Shingo Shaun Yamazaki is a second generation Japanese/Korean-American artist, born and raised in Honolulu, Hawai’i. His work revolves around themes of identity, cultural hybridity, and the definition of home. His paintings are reconstructed memories and remnants of the past, in which mark its existence from his personal history. Yamazaki’s work allows the home to become a vessel of collective identity through dialogues of everyday life. Brightly colored backgrounds and floral patterns are reminiscent of the nostalgia that a tropical landscape has to offer. The work is a result of a studied combination; daily contemporary life with overlapping vestiges from

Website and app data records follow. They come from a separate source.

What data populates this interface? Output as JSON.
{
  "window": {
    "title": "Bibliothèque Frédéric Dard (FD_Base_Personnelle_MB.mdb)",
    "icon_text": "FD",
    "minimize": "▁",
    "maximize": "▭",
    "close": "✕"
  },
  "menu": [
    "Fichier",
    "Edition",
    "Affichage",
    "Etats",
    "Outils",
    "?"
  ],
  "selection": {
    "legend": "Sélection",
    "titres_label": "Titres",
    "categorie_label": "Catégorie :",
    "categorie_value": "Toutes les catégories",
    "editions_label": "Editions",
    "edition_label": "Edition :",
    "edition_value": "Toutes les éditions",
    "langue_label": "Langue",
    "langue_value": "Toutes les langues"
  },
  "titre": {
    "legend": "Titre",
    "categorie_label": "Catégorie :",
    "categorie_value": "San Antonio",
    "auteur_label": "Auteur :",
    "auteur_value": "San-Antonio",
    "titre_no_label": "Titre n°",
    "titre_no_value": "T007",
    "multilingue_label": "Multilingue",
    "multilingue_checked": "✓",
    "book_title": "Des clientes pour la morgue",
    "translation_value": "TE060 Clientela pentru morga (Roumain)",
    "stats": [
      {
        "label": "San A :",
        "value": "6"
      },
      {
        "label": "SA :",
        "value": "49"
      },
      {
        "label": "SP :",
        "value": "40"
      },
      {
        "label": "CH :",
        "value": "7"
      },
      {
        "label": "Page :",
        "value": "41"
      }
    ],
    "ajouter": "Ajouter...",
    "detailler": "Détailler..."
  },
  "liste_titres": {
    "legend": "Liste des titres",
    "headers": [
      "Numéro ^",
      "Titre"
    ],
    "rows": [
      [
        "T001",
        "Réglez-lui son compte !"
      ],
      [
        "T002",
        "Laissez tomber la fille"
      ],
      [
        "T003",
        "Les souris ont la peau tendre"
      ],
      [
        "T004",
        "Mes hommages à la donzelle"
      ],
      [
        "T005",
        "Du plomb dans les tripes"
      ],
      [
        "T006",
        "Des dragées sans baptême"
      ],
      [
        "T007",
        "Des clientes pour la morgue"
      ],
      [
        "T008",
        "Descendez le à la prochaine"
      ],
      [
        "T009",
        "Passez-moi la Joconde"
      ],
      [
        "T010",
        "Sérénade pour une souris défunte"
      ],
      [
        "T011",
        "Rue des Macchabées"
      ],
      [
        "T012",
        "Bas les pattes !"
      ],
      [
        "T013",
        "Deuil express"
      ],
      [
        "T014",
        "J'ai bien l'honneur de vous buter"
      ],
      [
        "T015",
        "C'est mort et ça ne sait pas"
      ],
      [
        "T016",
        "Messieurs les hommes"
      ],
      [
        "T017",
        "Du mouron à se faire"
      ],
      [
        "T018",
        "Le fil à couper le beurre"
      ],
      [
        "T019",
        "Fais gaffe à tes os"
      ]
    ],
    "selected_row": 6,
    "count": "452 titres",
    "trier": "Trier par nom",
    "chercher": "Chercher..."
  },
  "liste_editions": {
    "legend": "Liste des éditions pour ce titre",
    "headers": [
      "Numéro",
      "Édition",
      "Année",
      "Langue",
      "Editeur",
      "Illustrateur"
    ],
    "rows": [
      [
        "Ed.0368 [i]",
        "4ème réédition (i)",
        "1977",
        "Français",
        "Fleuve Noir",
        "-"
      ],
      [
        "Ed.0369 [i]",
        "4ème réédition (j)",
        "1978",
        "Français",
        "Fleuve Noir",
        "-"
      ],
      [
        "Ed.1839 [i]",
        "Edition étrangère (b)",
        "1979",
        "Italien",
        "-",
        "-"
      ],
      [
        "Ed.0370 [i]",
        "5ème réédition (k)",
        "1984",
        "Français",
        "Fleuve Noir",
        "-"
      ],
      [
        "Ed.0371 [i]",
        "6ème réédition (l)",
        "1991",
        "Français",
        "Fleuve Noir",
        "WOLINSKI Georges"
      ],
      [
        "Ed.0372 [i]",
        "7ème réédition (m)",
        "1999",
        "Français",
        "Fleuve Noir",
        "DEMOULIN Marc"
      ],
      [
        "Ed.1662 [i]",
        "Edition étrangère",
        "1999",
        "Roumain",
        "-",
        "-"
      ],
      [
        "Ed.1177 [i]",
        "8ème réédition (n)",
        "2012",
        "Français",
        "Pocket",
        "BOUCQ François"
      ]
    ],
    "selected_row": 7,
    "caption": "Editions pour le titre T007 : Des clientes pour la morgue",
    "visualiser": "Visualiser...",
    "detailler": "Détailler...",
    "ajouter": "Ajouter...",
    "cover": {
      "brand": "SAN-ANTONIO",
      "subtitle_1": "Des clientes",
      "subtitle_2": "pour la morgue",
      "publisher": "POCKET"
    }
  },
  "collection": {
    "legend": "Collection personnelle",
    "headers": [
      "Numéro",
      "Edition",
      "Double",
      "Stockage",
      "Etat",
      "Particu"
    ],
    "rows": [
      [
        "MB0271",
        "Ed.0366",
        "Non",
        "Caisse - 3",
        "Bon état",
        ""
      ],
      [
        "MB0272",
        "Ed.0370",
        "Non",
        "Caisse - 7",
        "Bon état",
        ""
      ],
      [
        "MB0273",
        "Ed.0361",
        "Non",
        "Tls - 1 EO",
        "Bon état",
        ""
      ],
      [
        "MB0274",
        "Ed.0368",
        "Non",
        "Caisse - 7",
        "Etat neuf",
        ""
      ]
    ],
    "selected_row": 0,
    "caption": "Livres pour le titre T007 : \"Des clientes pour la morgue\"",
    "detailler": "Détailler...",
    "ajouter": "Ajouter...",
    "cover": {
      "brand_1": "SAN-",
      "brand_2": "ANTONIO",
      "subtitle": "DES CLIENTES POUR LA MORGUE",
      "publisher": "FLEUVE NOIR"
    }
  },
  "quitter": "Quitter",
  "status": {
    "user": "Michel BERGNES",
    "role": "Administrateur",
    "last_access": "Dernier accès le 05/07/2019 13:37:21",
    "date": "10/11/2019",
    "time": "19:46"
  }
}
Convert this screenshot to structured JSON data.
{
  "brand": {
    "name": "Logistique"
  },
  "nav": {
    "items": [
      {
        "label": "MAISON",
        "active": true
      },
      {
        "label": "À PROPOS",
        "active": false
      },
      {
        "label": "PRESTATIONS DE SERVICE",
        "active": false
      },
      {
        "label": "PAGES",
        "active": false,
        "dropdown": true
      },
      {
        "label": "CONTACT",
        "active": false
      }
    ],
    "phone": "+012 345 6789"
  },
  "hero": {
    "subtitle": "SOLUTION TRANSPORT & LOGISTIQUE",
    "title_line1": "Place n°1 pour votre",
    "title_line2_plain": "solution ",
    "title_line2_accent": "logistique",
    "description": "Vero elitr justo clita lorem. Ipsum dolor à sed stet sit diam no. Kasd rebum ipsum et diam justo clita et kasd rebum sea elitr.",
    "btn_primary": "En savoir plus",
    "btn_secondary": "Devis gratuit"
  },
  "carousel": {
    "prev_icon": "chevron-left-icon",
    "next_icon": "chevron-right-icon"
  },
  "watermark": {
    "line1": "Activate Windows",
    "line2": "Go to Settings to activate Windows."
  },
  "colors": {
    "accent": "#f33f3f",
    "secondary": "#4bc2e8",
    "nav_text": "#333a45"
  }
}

the past coupled with images taken from an archive of family photographs. Embedded within a collection of ornate objects and paraphernalia, the bodies and spaces confront the viewer with hidden meanings behind what is held as precious and their connection to identity. Visual tensions between household objects and occupants describe the subconscious grappling with forms of selective memory, trauma, and cultural amnesia. Varying opacities and interjections create a visual narrative between objects and figures, simultaneously allowing and denying access to the viewer. These constructed spaces become something of an entirely new kind of setting, scenes that narrate a plausible history from his own point of access and internalized memories. These new spaces give as much as they take from the viewer, leaving them in an in-between space of memory and forgetfulness.